This week, I’m diving back in to Fantasy Fiction. It’s a genre that doesn’t always work for me. I have no appetite for multi-tome descriptions about the eternal struggle between The Dark and The Light that always seem heavy on sacrifice and close combat but short on the benefits of winning. I need something that shakes up the old tropes a little. Maybe adding a little bit of dark humour or feminist fury. I’m hoping that this week’s choices will do both.
One book is by a Canadian author who is new to me. It’s the first book in a new series and it was a staff pick from the new releases at Waterstones in Liverpool.
The other book is by an Australian author whose Urban Fantasy series worked for me but who has also turned her hand to a tale of witchcraft and persecution.
‘The Malevolent Seven’ by Sebastien De Castell (2023)
The marketing for this had readers like me in its crosshairs. The clever title made me smile. My first glance at the cover sold me on the book being modern, cinematic and stylish in a I-know-seeing-seven-heroes-walk-shoulder-to-shoulder-in-slo-mo-is-a-cliché-but-that’s-OK-when-we-know-that-you-know-it’s-cliché way.
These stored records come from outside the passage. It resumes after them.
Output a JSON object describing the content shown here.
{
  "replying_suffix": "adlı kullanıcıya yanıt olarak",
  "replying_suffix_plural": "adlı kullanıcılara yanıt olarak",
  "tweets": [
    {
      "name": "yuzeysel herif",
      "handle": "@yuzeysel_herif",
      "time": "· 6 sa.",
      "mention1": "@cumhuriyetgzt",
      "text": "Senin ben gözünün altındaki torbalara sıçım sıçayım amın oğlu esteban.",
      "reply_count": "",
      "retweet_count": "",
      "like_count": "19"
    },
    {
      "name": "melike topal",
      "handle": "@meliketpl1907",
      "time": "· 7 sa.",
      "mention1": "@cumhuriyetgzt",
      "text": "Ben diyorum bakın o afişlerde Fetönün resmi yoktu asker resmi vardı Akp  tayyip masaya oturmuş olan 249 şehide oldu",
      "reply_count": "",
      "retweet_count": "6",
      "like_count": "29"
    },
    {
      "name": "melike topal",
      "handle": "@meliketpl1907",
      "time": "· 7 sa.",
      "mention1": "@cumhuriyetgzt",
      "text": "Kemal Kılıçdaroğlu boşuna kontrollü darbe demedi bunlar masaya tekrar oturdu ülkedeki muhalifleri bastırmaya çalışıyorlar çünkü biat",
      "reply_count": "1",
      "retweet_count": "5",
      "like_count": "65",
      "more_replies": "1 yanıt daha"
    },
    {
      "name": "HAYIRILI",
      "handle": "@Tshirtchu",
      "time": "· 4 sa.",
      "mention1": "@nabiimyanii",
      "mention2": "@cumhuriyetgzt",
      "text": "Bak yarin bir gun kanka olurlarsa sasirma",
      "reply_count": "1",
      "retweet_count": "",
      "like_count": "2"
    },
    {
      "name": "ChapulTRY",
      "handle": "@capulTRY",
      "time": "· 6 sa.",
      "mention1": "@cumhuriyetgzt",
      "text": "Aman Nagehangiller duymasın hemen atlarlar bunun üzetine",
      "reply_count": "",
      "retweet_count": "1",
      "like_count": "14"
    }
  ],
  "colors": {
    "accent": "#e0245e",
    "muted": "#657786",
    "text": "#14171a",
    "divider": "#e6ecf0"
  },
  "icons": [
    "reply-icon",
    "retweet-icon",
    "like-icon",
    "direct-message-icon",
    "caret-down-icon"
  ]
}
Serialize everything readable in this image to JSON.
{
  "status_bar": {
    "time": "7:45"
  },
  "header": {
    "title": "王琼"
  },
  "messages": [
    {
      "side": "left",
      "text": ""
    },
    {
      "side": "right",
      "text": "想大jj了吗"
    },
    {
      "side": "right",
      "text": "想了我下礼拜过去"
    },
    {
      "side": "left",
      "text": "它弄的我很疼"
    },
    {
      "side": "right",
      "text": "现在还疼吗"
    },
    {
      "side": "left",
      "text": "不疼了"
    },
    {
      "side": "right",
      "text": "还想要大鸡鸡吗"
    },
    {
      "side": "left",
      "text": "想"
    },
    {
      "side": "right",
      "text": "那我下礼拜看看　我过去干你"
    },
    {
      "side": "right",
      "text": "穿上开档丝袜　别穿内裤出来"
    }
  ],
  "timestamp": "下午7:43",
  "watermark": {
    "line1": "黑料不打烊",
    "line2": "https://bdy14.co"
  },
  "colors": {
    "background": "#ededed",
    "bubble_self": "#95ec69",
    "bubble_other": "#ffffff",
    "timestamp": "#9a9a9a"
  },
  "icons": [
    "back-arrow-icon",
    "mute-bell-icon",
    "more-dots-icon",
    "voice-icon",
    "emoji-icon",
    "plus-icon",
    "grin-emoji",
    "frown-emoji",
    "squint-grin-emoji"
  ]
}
My second glance at the cover had me going – ‘Wait… is one of the Malevolent Seven a fox?’. The first page was full of snark and So-we’re-mercenaries!-What’s-wrong-with-that? swagger.
I’m hoping that’s there’s a good plot and some engaging characters beneath the marketing gloss.
‘Of Sorrow And Such’ by Angela Slatter (2015)
Of Sorrow And Such has been on my TBR pile since I read Vigil, the first Verity Fassbinder book. I love the cover and the title. The content is far away from Verity Fassbinder’s alternate Brisbane, which I’m taking as a sign that this novella was a project of the heart for Angela Slatter. I also like the fact that it’s a novella. Martha Wells’ Murderbot series and P Djèli Clark’s Cairo series have shown me how powerful this format can be for evoking a new world.